Newsweek – On May 28, 1987, a barely trained 18-year-old West German pilot named Mathias Rust flew a small Cessna F172P aircraft across northern Europe. After reaching Helsinki, Finland, he headed southeast, across the Iron Curtain and into Soviet airspace. Soviet authorities immediately identified his aircraft but did nothing to stop his flight. Monitored at every turn by military radar, surface-to-air missile batteries, interceptor fighter jets, and civilian air traffic control, Rust flew more than 500 miles to Moscow, which was surrounded by concentric lines of air defense fit for the capital of a mighty empire.

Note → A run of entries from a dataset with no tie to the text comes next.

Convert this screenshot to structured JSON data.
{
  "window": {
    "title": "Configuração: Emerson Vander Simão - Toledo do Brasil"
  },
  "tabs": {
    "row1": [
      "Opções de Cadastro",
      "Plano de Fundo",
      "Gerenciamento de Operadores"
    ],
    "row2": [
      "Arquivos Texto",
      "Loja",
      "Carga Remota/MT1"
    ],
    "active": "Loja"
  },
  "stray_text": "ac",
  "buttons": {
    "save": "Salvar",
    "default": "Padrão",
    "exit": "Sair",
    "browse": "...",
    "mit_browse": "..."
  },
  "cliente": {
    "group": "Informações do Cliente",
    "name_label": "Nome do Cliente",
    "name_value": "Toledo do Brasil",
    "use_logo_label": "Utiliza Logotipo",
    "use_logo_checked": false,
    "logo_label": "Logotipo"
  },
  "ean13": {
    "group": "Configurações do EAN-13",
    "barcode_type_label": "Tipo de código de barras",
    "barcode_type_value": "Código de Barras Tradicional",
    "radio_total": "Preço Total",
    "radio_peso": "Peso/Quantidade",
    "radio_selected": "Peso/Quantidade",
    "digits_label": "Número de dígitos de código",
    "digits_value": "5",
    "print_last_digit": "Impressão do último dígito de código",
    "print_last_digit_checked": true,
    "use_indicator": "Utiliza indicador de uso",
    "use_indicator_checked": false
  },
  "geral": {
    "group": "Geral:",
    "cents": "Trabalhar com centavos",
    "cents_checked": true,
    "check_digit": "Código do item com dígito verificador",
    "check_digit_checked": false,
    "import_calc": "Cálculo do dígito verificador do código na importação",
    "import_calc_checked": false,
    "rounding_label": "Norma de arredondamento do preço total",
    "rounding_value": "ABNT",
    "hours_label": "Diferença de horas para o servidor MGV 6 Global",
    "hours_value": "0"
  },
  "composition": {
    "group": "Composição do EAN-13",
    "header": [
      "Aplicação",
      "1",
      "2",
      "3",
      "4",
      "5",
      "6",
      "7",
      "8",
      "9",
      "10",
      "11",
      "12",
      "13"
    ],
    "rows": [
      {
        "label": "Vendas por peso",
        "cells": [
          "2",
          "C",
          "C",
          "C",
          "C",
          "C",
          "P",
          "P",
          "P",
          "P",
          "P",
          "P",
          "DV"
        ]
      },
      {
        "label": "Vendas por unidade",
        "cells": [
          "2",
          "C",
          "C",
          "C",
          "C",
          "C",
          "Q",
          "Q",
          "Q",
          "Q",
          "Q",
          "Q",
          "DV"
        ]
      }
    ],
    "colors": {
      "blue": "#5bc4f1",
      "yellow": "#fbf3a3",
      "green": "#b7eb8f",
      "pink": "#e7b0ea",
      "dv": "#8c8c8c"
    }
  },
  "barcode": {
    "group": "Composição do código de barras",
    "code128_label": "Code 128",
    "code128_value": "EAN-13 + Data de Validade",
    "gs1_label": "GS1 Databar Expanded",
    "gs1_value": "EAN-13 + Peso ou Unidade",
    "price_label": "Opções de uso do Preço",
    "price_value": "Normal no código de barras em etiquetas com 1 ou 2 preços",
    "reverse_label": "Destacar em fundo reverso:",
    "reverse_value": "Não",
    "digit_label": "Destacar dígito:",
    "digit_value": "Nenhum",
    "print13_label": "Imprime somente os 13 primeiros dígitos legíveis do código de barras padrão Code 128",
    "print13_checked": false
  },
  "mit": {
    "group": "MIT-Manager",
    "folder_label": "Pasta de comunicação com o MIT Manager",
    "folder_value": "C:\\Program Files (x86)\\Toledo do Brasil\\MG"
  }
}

Originally intending to land within the walls of the Kremlin, Rust reasoned that he would be apprehended quickly and that all trace of his exploit would be suppressed. Instead, he circled the capital in plain view of its millions of inhabitants and approached neighboring Red Square. Red Square was filled with people, however, so he again circled Moscow before landing on nearby Bolshoi Moskvoretsky Bridge, which was closed for repairs and free of traffic. Upon touchdown, Rust started chatting with the curious local citizenry, who were astonished that a Western pilot could accomplish such a stunt in the face of Soviet military might. The Moscow police did not arrive to arrest him for two hours, eventually charging Rust with violations of Soviet immigration and aviation law, as well as “hooliganism,” a peculiar Soviet category that roughly approximated disturbing the peace.
Rust was sentenced to four years in a labor camp—of which he served 14 months in the Moscow’s maximum-security Lefortovo prison—but his flight caused shockwaves that shook the Soviet military establishment. Soviet defense minister Sergei Sokolov and air defense commander Aleksandr Koldunov were fired, despite stellar service records going back to World War II. Hundreds of lower-ranking officers were also cashiered, in the greatest turnover of Soviet military personnel since Josef Stalin’s purges in the 1930s. General William Odom, a top U.S. Army Soviet expert and Reagan administration National Security Agency director, identified the incident in his award-winning 1998 book The Collapse of the Soviet Military as an irreparable blight on the reputation of the USSR’s foundering war machine. Soviet leader Mikhail Gorbachev pointed to it to justify accelerating his program of reforms, which became radically more ambitious thereafter.
Fast forward 36 years, and another sclerotic empire’s air defense systems stood powerless at the sight of an airborne foreign intruder. This time the flight—a high-altitude Chinese balloon—was unmanned, but its purposes appear to have been decidedly military. It appeared over Alaska on January 28 and over the next six days crossed Western Canada and most of the contiguous United States on a six-day tour that U.S. air defense systems likewise monitored powerlessly. Debate rages about the significance of the balloon, which China insists—less than convincingly—was meteorological. Some especially slavish Washington analysts have endorsed the Chinese view, but most American observers agree it is at least possible that the balloon could have detected features of North American defense systems that would elude orbital satellites.
We may never know what the balloon transmitted back to China. Indeed, we would likely never have known about it at all had local newspapers in Montana and Kansas not reported sightings of the balloon by worried citizens. The only official reaction was for U.S. Secretary of State Antony Blinken to postpone a planned trip to Beijing. Even this weak response elicited jeers from those happy to accommodate China’s rise. Others tried to cover up President Joe Biden‘s clear ineptitude by suggesting that the U.S. military had no safe or effective way to shoot down an inflatable device over land.
Facing massive criticism, Biden only ordered the balloon’s elimination after it had finished its historic journey. On February 4, an F-22 Raptor fighter jet shot it down with a single AIM-9 Sidewinder missile—a class of weapon in service since 1956—in U.S. territorial waters off the South Carolina coast. Navy divers have recovered some debris, though local authorities have urged coastal residents to turn in anything that may wash up on their shores.
Unlike their Soviet counterparts in 1987, no U.S. officials have lost or are likely to lose their jobs over this massive oversight. After the catastrophic withdrawal from Afghanistan in 2021, this is only to be expected from self-regarding elites protected from virtually any form of accountability, who can enjoy their role of polite and orderly caretakers of American decline as long as they embrace progressive ideology. Mikhail Gorbachev believed his country deserved better. Joe Biden does not. Indeed, he is part of the problem.